Intercropping a viable solution to Pakistan's agricultural challengesBreaking

May 06, 2024

Agricultural experts and farmers in Sindh are using intercropping to boost crop yield, improve soil health, and ensure food security in the face of water scarcity challenges, reports WealthPK. Intercropping involves growing two or more crops simultaneously on the same land, maximizing resources and mitigating the risks associated with water shortages. "Intercropping is a viable solution to Pakistan's agricultural challenges, as it can improve soil health, increase yields, and enhance food security through crop diversification. By adopting intercropping practices, the farmers can optimize land use and contribute to sustainable agricultural development," Senior Scientific Officer at the National Agricultural Research Centre (NARC) Dr Ibrar told WealthPK. "Sindh, known for its agricultural productivity, has been grappling with water scarcity due to the changing climate patterns and limited water resources. This has significantly impacted traditional farming practices, prompting a shift towards more water-efficient and resilient methods like intercropping. He said, "One of the key benefits of intercropping is its ability to optimize water usage.
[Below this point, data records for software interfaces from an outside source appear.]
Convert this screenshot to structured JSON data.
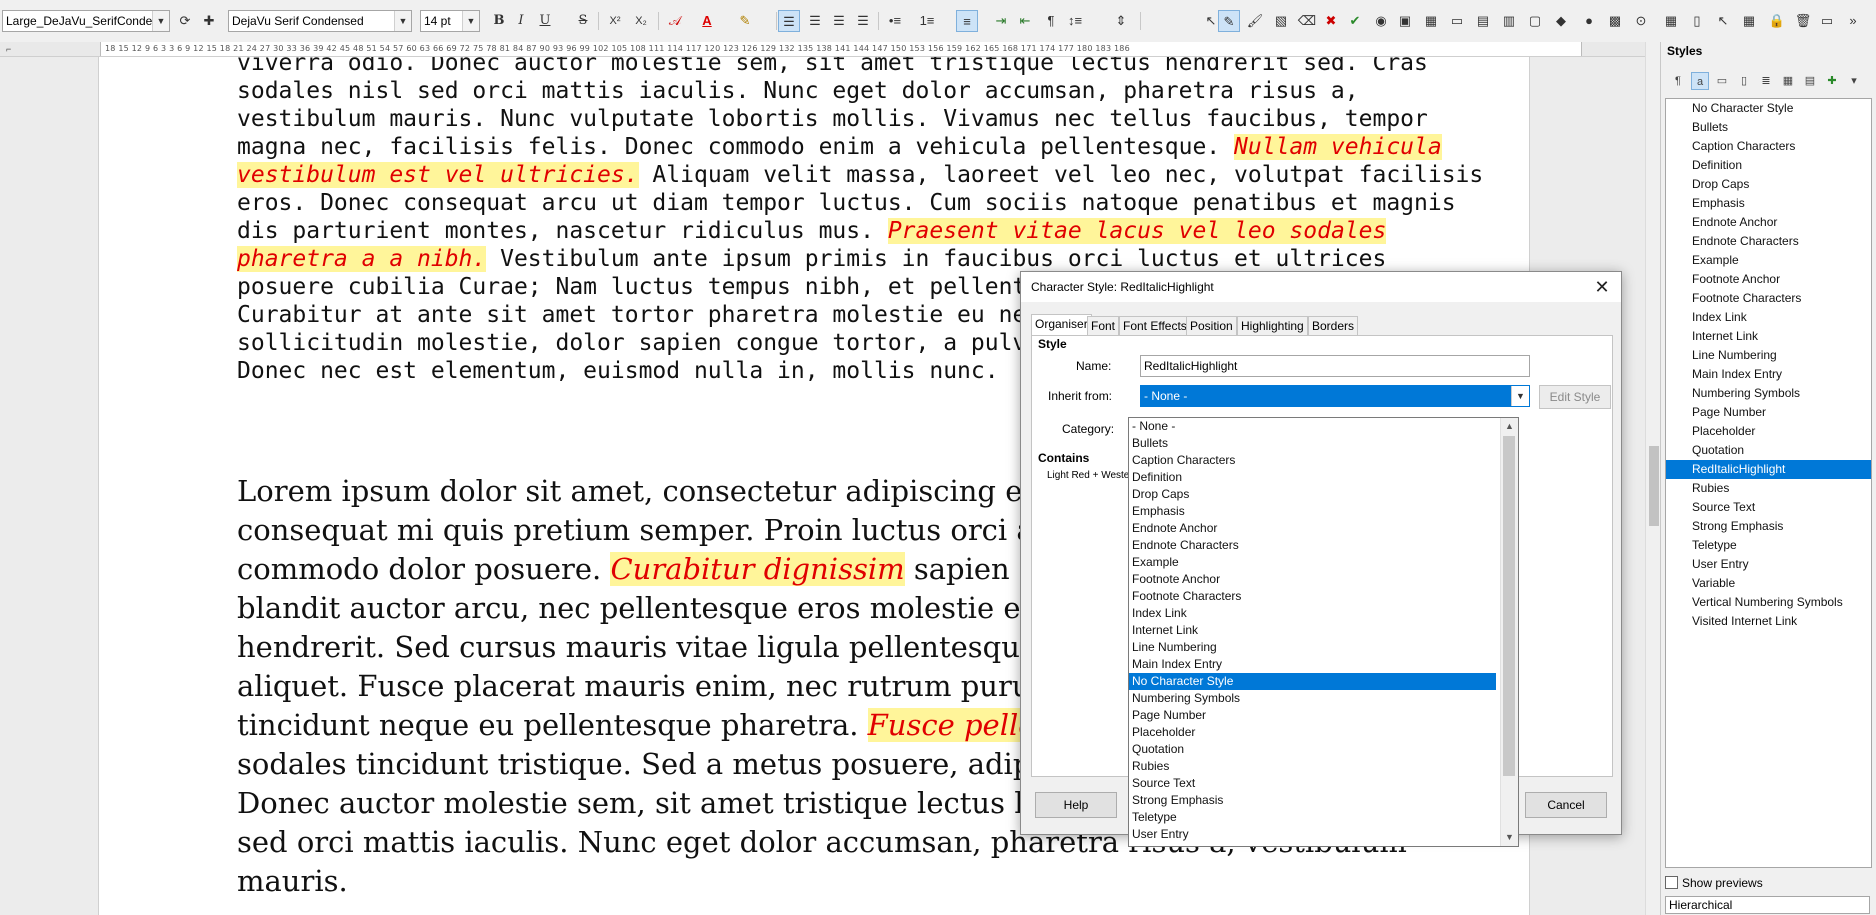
{
  "toolbar": {
    "paragraph_style": "Large_DeJaVu_SerifCondens",
    "font_name": "DejaVu Serif Condensed",
    "font_size": "14 pt",
    "bold_label": "B",
    "italic_label": "I",
    "underline_label": "U",
    "strike_label": "S",
    "superscript_label": "X²",
    "subscript_label": "X₂"
  },
  "ruler": {
    "marks": "18   15   12   9   6   3        3   6   9   12   15   18   21   24   27   30   33   36   39   42   45   48   51   54   57   60   63   66   69   72   75   78   81   84   87   90   93   96   99  102 105 108 111 114 117 120 123 126 129 132 135 138 141 144 147 150 153 156 159 162 165 168 171 174 177 180 183 186"
  },
  "document": {
    "p1": {
      "t1": "viverra odio. Donec auctor molestie sem, sit amet tristique lectus hendrerit sed. Cras sodales nisl sed orci mattis iaculis. Nunc eget dolor accumsan, pharetra risus a, vestibulum mauris. Nunc vulputate lobortis mollis. Vivamus nec tellus faucibus, tempor magna nec, facilisis felis. Donec commodo enim a vehicula pellentesque. ",
      "h1": "Nullam vehicula vestibulum est vel ultricies.",
      "t2": " Aliquam velit massa, laoreet vel leo nec, volutpat facilisis eros. Donec consequat arcu ut diam tempor luctus. Cum sociis natoque penatibus et magnis dis parturient montes, nascetur ridiculus mus. ",
      "h2": "Praesent vitae lacus vel leo sodales pharetra a a nibh.",
      "t3": " Vestibulum ante ipsum primis in faucibus orci luctus et ultrices posuere cubilia Curae; Nam luctus tempus nibh, et pellentesque ante consectetur eget. Curabitur at ante sit amet tortor pharetra molestie eu nec ante. Mauris tincidunt, nibh eu sollicitudin molestie, dolor sapien congue tortor, a pulvinar sapien turpis sed ante. Donec nec est elementum, euismod nulla in, mollis nunc."
    },
    "p2": {
      "t1": "Lorem ipsum dolor sit amet, consectetur adipiscing elit. Ut a sapien. Aliquam consequat mi quis pretium semper. Proin luctus orci ac neque venenatis, quis commodo dolor posuere. ",
      "h1": "Curabitur dignissim",
      "t2": " sapien quis cursus egestas. Donec blandit auctor arcu, nec pellentesque eros molestie eget. In consectetur aliquam hendrerit. Sed cursus mauris vitae ligula pellentesque, non pellentesque urna aliquet. Fusce placerat mauris enim, nec rutrum purus semper vel. Praesent tincidunt neque eu pellentesque pharetra. ",
      "h2": "Fusce pellentesque est orci.",
      "t3": " Integer sodales tincidunt tristique. Sed a metus posuere, adipiscing nunc et, viverra odio. Donec auctor molestie sem, sit amet tristique lectus hendrerit sed. Cras sodales nisl sed orci mattis iaculis. Nunc eget dolor accumsan, pharetra risus a, vestibulum mauris."
    }
  },
  "dialog": {
    "title": "Character Style: RedItalicHighlight",
    "close_glyph": "✕",
    "tabs": [
      "Organiser",
      "Font",
      "Font Effects",
      "Position",
      "Highlighting",
      "Borders"
    ],
    "section_style": "Style",
    "name_label": "Name:",
    "name_value": "RedItalicHighlight",
    "inherit_label": "Inherit from:",
    "inherit_value": "- None -",
    "edit_style": "Edit Style",
    "category_label": "Category:",
    "contains_label": "Contains",
    "contains_value": "Light Red + Western text: Italic + Highlighting",
    "help": "Help",
    "cancel": "Cancel"
  },
  "dropdown": {
    "items": [
      "- None -",
      "Bullets",
      "Caption Characters",
      "Definition",
      "Drop Caps",
      "Emphasis",
      "Endnote Anchor",
      "Endnote Characters",
      "Example",
      "Footnote Anchor",
      "Footnote Characters",
      "Index Link",
      "Internet Link",
      "Line Numbering",
      "Main Index Entry",
      "No Character Style",
      "Numbering Symbols",
      "Page Number",
      "Placeholder",
      "Quotation",
      "Rubies",
      "Source Text",
      "Strong Emphasis",
      "Teletype",
      "User Entry"
    ],
    "selected_index": 15
  },
  "sidebar": {
    "title": "Styles",
    "items": [
      "No Character Style",
      "Bullets",
      "Caption Characters",
      "Definition",
      "Drop Caps",
      "Emphasis",
      "Endnote Anchor",
      "Endnote Characters",
      "Example",
      "Footnote Anchor",
      "Footnote Characters",
      "Index Link",
      "Internet Link",
      "Line Numbering",
      "Main Index Entry",
      "Numbering Symbols",
      "Page Number",
      "Placeholder",
      "Quotation",
      "RedItalicHighlight",
      "Rubies",
      "Source Text",
      "Strong Emphasis",
      "Teletype",
      "User Entry",
      "Variable",
      "Vertical Numbering Symbols",
      "Visited Internet Link"
    ],
    "selected_index": 19,
    "show_previews": "Show previews",
    "filter": "Hierarchical"
  },
  "colors": {
    "highlight_bg": "#fff59a",
    "highlight_text": "#e00000",
    "selection": "#0078d7"
  }
}
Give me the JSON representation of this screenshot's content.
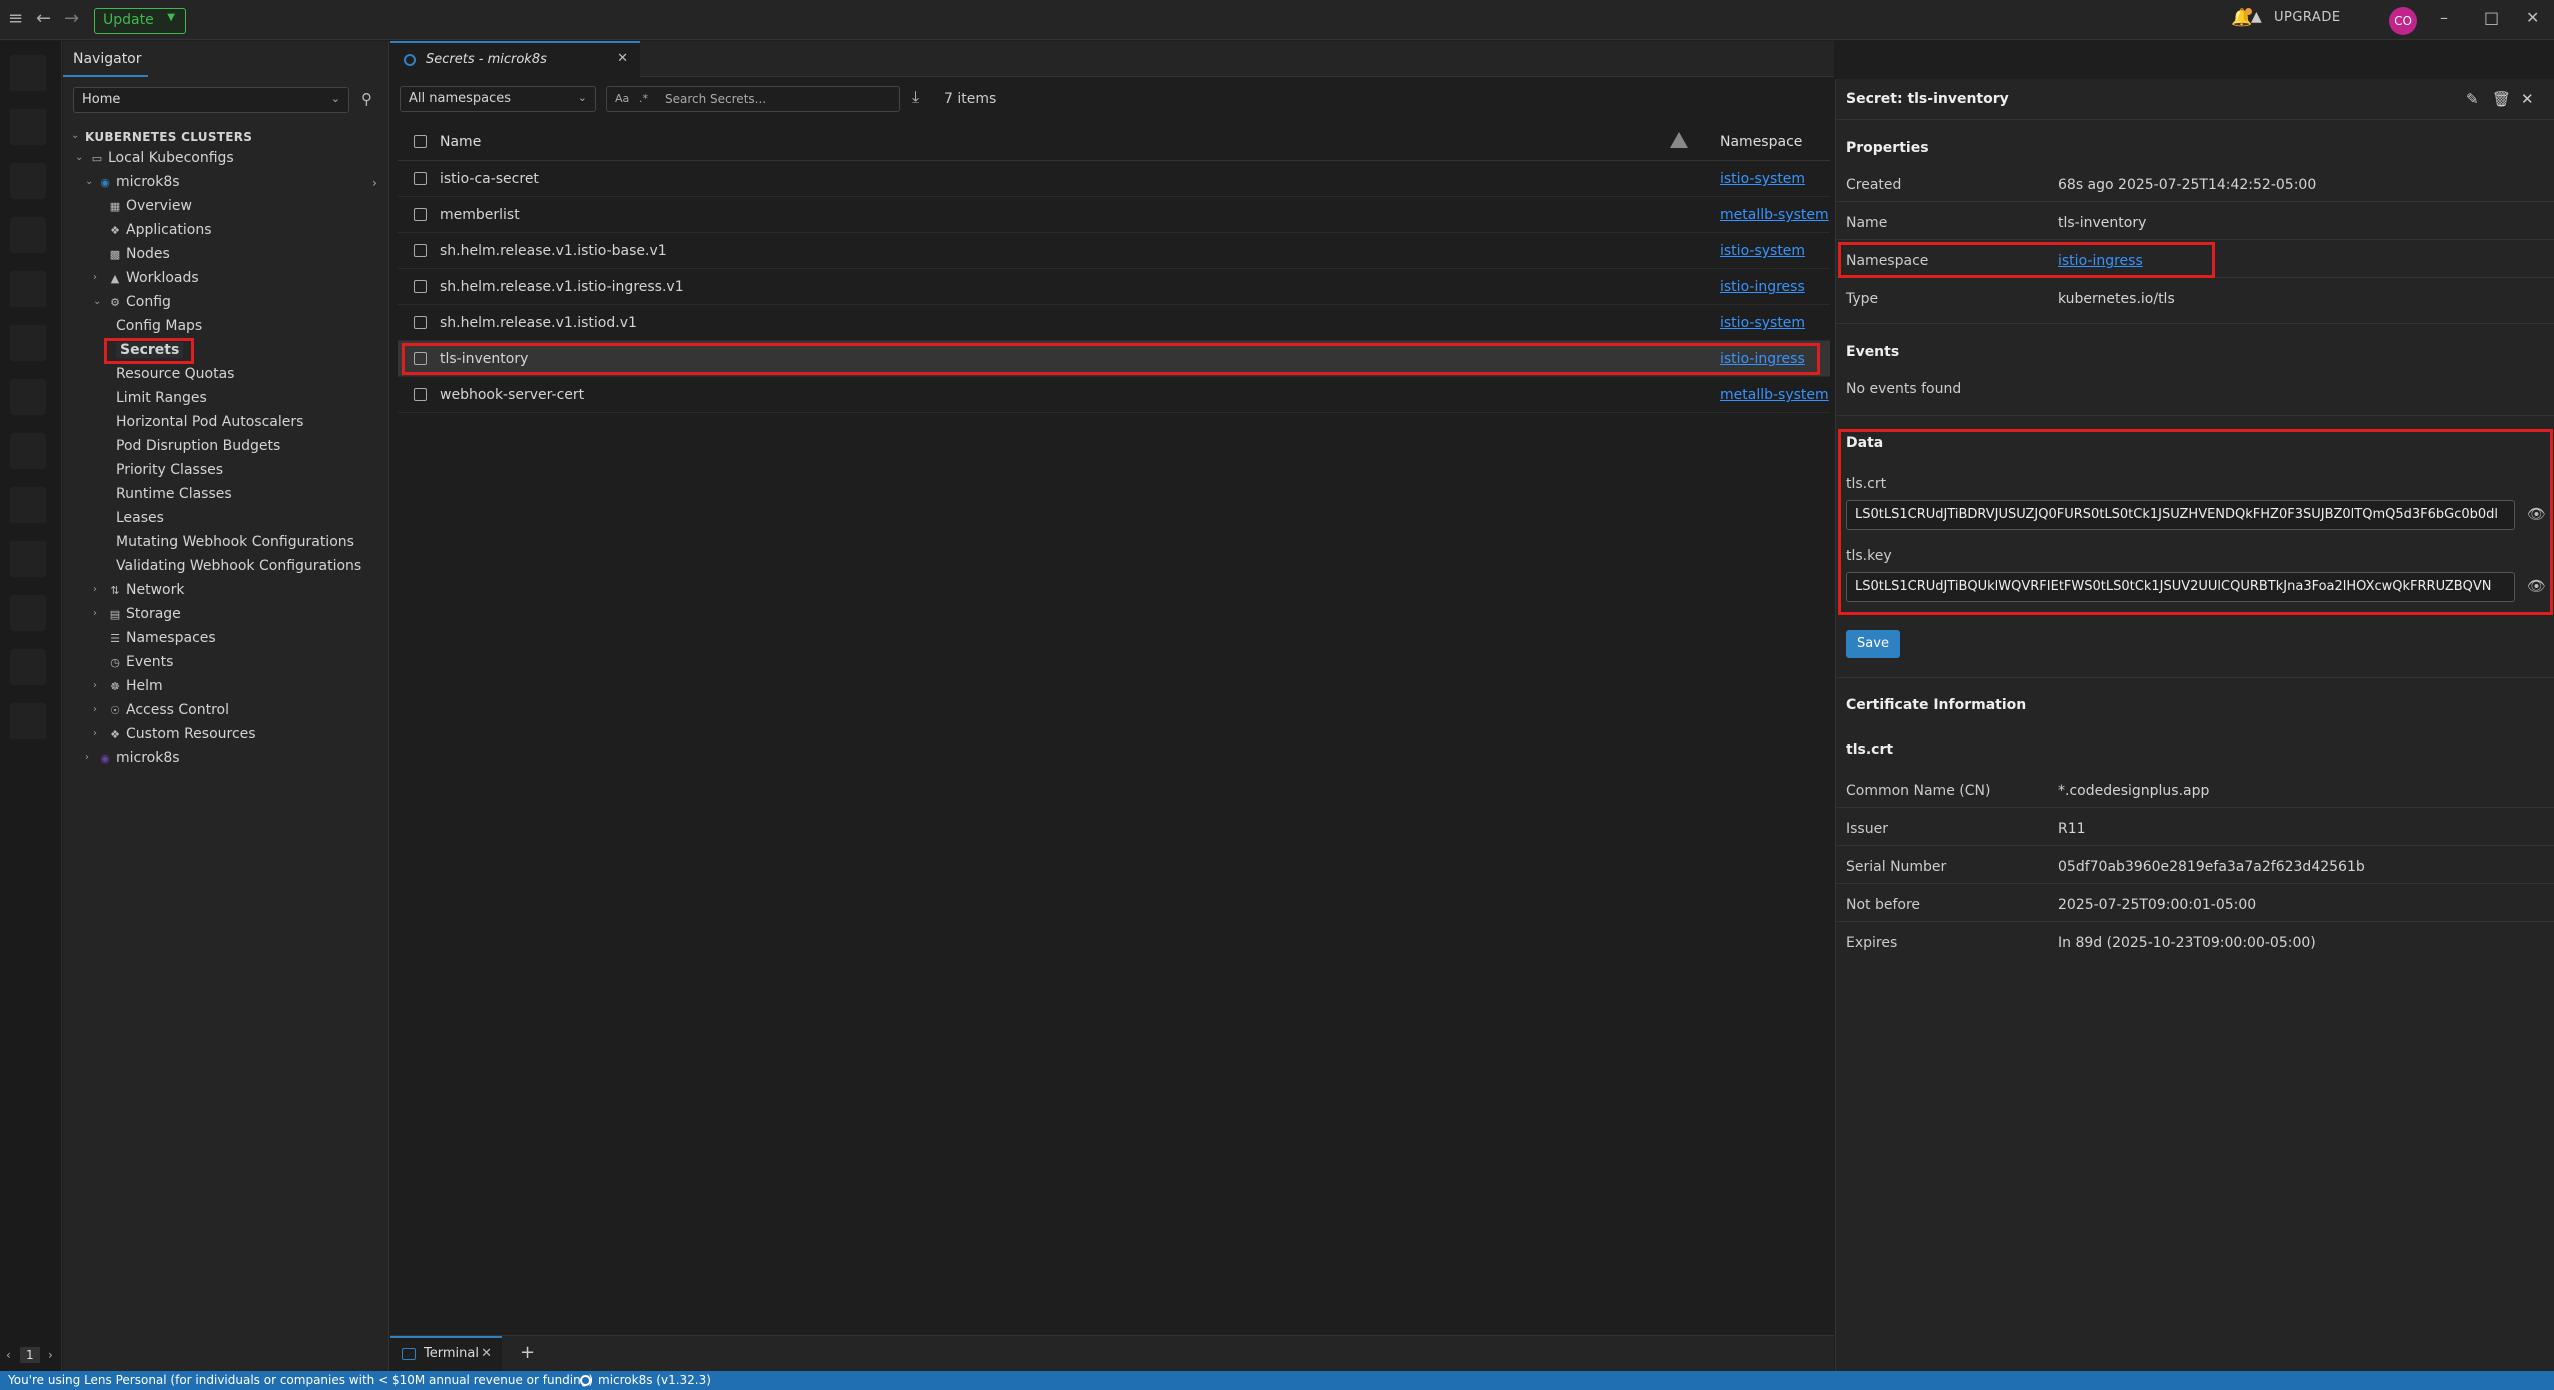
{
  "topbar": {
    "update_label": "Update",
    "upgrade_label": "UPGRADE",
    "avatar_initials": "CO"
  },
  "navigator": {
    "title": "Navigator",
    "select_value": "Home",
    "section_header": "KUBERNETES CLUSTERS",
    "local_kubeconfigs": "Local Kubeconfigs",
    "cluster_name": "microk8s",
    "items": {
      "overview": "Overview",
      "applications": "Applications",
      "nodes": "Nodes",
      "workloads": "Workloads",
      "config": "Config",
      "config_maps": "Config Maps",
      "secrets": "Secrets",
      "resource_quotas": "Resource Quotas",
      "limit_ranges": "Limit Ranges",
      "hpa": "Horizontal Pod Autoscalers",
      "pdb": "Pod Disruption Budgets",
      "priority_classes": "Priority Classes",
      "runtime_classes": "Runtime Classes",
      "leases": "Leases",
      "mutating": "Mutating Webhook Configurations",
      "validating": "Validating Webhook Configurations",
      "network": "Network",
      "storage": "Storage",
      "namespaces": "Namespaces",
      "events": "Events",
      "helm": "Helm",
      "access_control": "Access Control",
      "custom_resources": "Custom Resources"
    },
    "second_cluster": "microk8s"
  },
  "center": {
    "tab_label": "Secrets - microk8s",
    "namespace_filter": "All namespaces",
    "search_placeholder": "Search Secrets...",
    "search_opt_case": "Aa",
    "search_opt_regex": ".*",
    "items_count": "7 items",
    "columns": {
      "name": "Name",
      "namespace": "Namespace"
    },
    "rows": [
      {
        "name": "istio-ca-secret",
        "namespace": "istio-system"
      },
      {
        "name": "memberlist",
        "namespace": "metallb-system"
      },
      {
        "name": "sh.helm.release.v1.istio-base.v1",
        "namespace": "istio-system"
      },
      {
        "name": "sh.helm.release.v1.istio-ingress.v1",
        "namespace": "istio-ingress"
      },
      {
        "name": "sh.helm.release.v1.istiod.v1",
        "namespace": "istio-system"
      },
      {
        "name": "tls-inventory",
        "namespace": "istio-ingress"
      },
      {
        "name": "webhook-server-cert",
        "namespace": "metallb-system"
      }
    ],
    "terminal_tab": "Terminal"
  },
  "details": {
    "title": "Secret: tls-inventory",
    "properties_title": "Properties",
    "props": {
      "created_k": "Created",
      "created_v": "68s ago 2025-07-25T14:42:52-05:00",
      "name_k": "Name",
      "name_v": "tls-inventory",
      "namespace_k": "Namespace",
      "namespace_v": "istio-ingress",
      "type_k": "Type",
      "type_v": "kubernetes.io/tls"
    },
    "events_title": "Events",
    "events_empty": "No events found",
    "data_title": "Data",
    "data": {
      "crt_label": "tls.crt",
      "crt_value": "LS0tLS1CRUdJTiBDRVJUSUZJQ0FURS0tLS0tCk1JSUZHVENDQkFHZ0F3SUJBZ0lTQmQ5d3F6bGc0b0dl",
      "key_label": "tls.key",
      "key_value": "LS0tLS1CRUdJTiBQUklWQVRFIEtFWS0tLS0tCk1JSUV2UUlCQURBTkJna3Foa2lHOXcwQkFRRUZBQVN"
    },
    "save_label": "Save",
    "cert_title": "Certificate Information",
    "cert_sub": "tls.crt",
    "cert": {
      "cn_k": "Common Name (CN)",
      "cn_v": "*.codedesignplus.app",
      "issuer_k": "Issuer",
      "issuer_v": "R11",
      "serial_k": "Serial Number",
      "serial_v": "05df70ab3960e2819efa3a7a2f623d42561b",
      "nb_k": "Not before",
      "nb_v": "2025-07-25T09:00:01-05:00",
      "exp_k": "Expires",
      "exp_v": "In 89d (2025-10-23T09:00:00-05:00)"
    }
  },
  "statusbar": {
    "text": "You're using Lens Personal (for individuals or companies with < $10M annual revenue or funding)",
    "cluster": "microk8s (v1.32.3)"
  },
  "pager": {
    "page": "1"
  },
  "colors": {
    "accent": "#2f82c2",
    "link": "#3794ff",
    "highlight": "#e01e1e",
    "status_bar": "#1f6fb2"
  }
}
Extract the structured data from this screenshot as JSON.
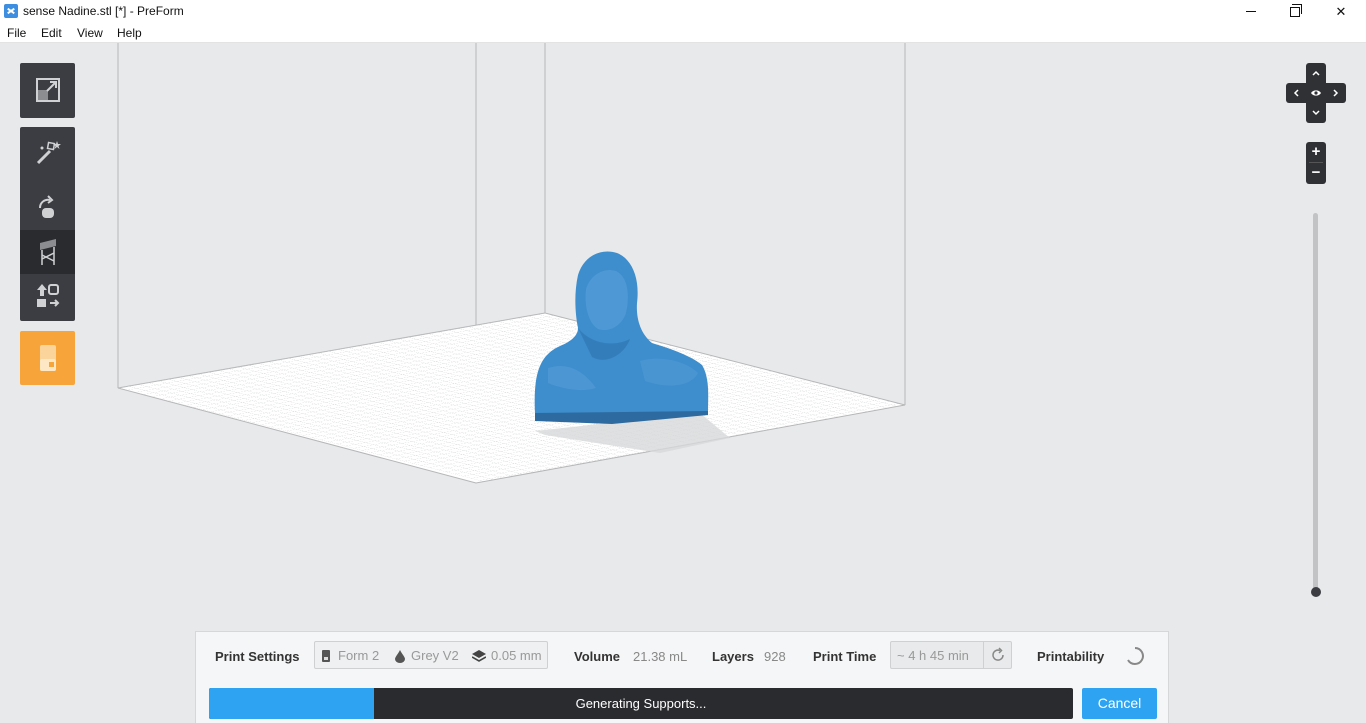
{
  "window": {
    "title": "sense Nadine.stl [*] - PreForm",
    "minimize": "",
    "close": "✕"
  },
  "menu": {
    "items": [
      "File",
      "Edit",
      "View",
      "Help"
    ]
  },
  "toolbar": {
    "tools": [
      "fit-view",
      "one-click-print",
      "orientation",
      "supports",
      "layout",
      "job-setup"
    ],
    "active_tool": "supports",
    "accent_color": "#f7a43a"
  },
  "navigation": {
    "zoom_in": "+",
    "zoom_out": "−"
  },
  "status": {
    "print_settings_label": "Print Settings",
    "printer": "Form 2",
    "material": "Grey V2",
    "layer_height": "0.05 mm",
    "volume_label": "Volume",
    "volume_value": "21.38 mL",
    "layers_label": "Layers",
    "layers_value": "928",
    "print_time_label": "Print Time",
    "print_time_value": "~ 4 h 45 min",
    "printability_label": "Printability"
  },
  "progress": {
    "text": "Generating Supports...",
    "fraction": 0.191,
    "cancel_label": "Cancel",
    "fill_color": "#2ea3f2"
  },
  "model": {
    "color": "#3e8dcc"
  }
}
By growing complementary crops together, the farmers can reduce water requirements while maintaining or even increasing the overall yield." Moreover, intercropping enhances the agroecosystem by promoting biodiversity and reducing pest and disease pressure. The diverse planting arrangement creates a balanced ecosystem where natural predators can thrive, reducing the need for chemical pesticides. This not only benefits the environment but also contributes to healthier crops and higher yields. In Sindh, the farmers are adopting various intercropping systems tailored to local conditions and crop preferences. For example, combining pulses like lentils or chickpeas with cereals such as wheat or maize improves soil fertility through nitrogen fixation and provides farmers with diversified income streams. Furthermore, intercropping plays a crucial role in climate resilience. By diversifying crops, the farmers can spread the risks associated with climate variability, such as erratic rainfall or temperature fluctuations. This resilience is essential for safeguarding food production and livelihoods, especially in regions vulnerable to climate change impacts.

Government support and agricultural extension services are instrumental in promoting and scaling up the intercropping practices in Sindh. Initiatives focusing on training, access to quality seeds, and financial incentives can encourage more farmers to adopt these sustainable methods, leading to long-term food security and rural development benefits. With the collaboration of the Sindh Agriculture University (SAU) Tandojam and the Food and Agriculture Organization (FAO), significant progress has been achieved in improving the economic wellbeing of the local farmers across three districts in Sindh by adopting intercropping. Under the visionary project titled "Transforming Indus Basin with Climate-Resilient Agriculture and Water Management," which was jointly launched by the SAU and FAO, a total of 22 experimental fields have been established in various union councils located in Umerkot, Sanghar, and Badin districts of Sindh. These fields served as testing grounds for the innovative practice of intercropping, particularly focusing on sugarcane and wheat. Experts from the Sindh Agriculture University provided technical assistance, while the FAO supported the farmers in seed and fertilizer supply.

Credit: Independent News Pakistan